START PROVIDED ENTRIES

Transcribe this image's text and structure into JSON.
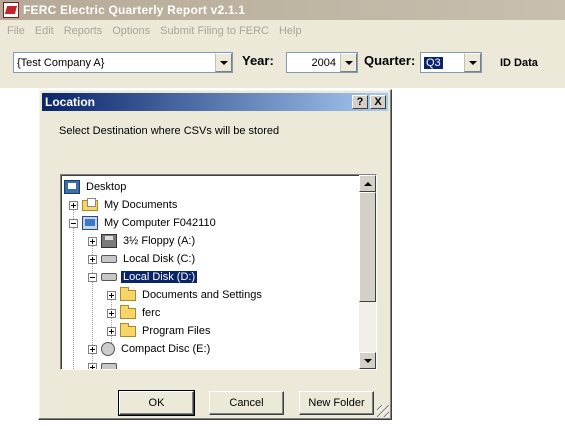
{
  "app": {
    "title": "FERC Electric Quarterly Report v2.1.1"
  },
  "menu": [
    "File",
    "Edit",
    "Reports",
    "Options",
    "Submit Filing to FERC",
    "Help"
  ],
  "toolbar": {
    "company": "{Test Company A}",
    "year_label": "Year:",
    "year_value": "2004",
    "quarter_label": "Quarter:",
    "quarter_value": "Q3",
    "id_data_label": "ID Data"
  },
  "dialog": {
    "title": "Location",
    "help_button": "?",
    "close_button": "X",
    "message": "Select Destination where CSVs will be stored",
    "tree": [
      {
        "label": "Desktop",
        "icon": "desktop-icon",
        "level": 0
      },
      {
        "label": "My Documents",
        "icon": "my-documents-icon",
        "level": 1
      },
      {
        "label": "My Computer F042110",
        "icon": "computer-icon",
        "level": 1
      },
      {
        "label": "3½ Floppy (A:)",
        "icon": "floppy-icon",
        "level": 2
      },
      {
        "label": "Local Disk (C:)",
        "icon": "disk-icon",
        "level": 2
      },
      {
        "label": "Local Disk (D:)",
        "icon": "disk-icon",
        "level": 2,
        "selected": true
      },
      {
        "label": "Documents and Settings",
        "icon": "folder-icon",
        "level": 3
      },
      {
        "label": "ferc",
        "icon": "folder-icon",
        "level": 3
      },
      {
        "label": "Program Files",
        "icon": "folder-icon",
        "level": 3
      },
      {
        "label": "Compact Disc (E:)",
        "icon": "cd-icon",
        "level": 2
      }
    ],
    "buttons": {
      "ok": "OK",
      "cancel": "Cancel",
      "new_folder": "New Folder"
    }
  },
  "colors": {
    "selection": "#0a246a",
    "dialog_title": "#0a246a",
    "app_title_inactive": "#b5aa97"
  }
}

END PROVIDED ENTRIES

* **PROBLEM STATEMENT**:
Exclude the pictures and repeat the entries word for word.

* **TASK RESULT**:
Transcribe this image's text and structure into JSON.
{
  "app": {
    "title": "FERC Electric Quarterly Report v2.1.1"
  },
  "menu": [
    "File",
    "Edit",
    "Reports",
    "Options",
    "Submit Filing to FERC",
    "Help"
  ],
  "toolbar": {
    "company": "{Test Company A}",
    "year_label": "Year:",
    "year_value": "2004",
    "quarter_label": "Quarter:",
    "quarter_value": "Q3",
    "id_data_label": "ID Data"
  },
  "dialog": {
    "title": "Location",
    "help_button": "?",
    "close_button": "X",
    "message": "Select Destination where CSVs will be stored",
    "tree": [
      {
        "label": "Desktop",
        "icon": "desktop-icon",
        "level": 0
      },
      {
        "label": "My Documents",
        "icon": "my-documents-icon",
        "level": 1
      },
      {
        "label": "My Computer F042110",
        "icon": "computer-icon",
        "level": 1
      },
      {
        "label": "3½ Floppy (A:)",
        "icon": "floppy-icon",
        "level": 2
      },
      {
        "label": "Local Disk (C:)",
        "icon": "disk-icon",
        "level": 2
      },
      {
        "label": "Local Disk (D:)",
        "icon": "disk-icon",
        "level": 2,
        "selected": true
      },
      {
        "label": "Documents and Settings",
        "icon": "folder-icon",
        "level": 3
      },
      {
        "label": "ferc",
        "icon": "folder-icon",
        "level": 3
      },
      {
        "label": "Program Files",
        "icon": "folder-icon",
        "level": 3
      },
      {
        "label": "Compact Disc (E:)",
        "icon": "cd-icon",
        "level": 2
      }
    ],
    "buttons": {
      "ok": "OK",
      "cancel": "Cancel",
      "new_folder": "New Folder"
    }
  },
  "colors": {
    "selection": "#0a246a",
    "dialog_title": "#0a246a",
    "app_title_inactive": "#b5aa97"
  }
}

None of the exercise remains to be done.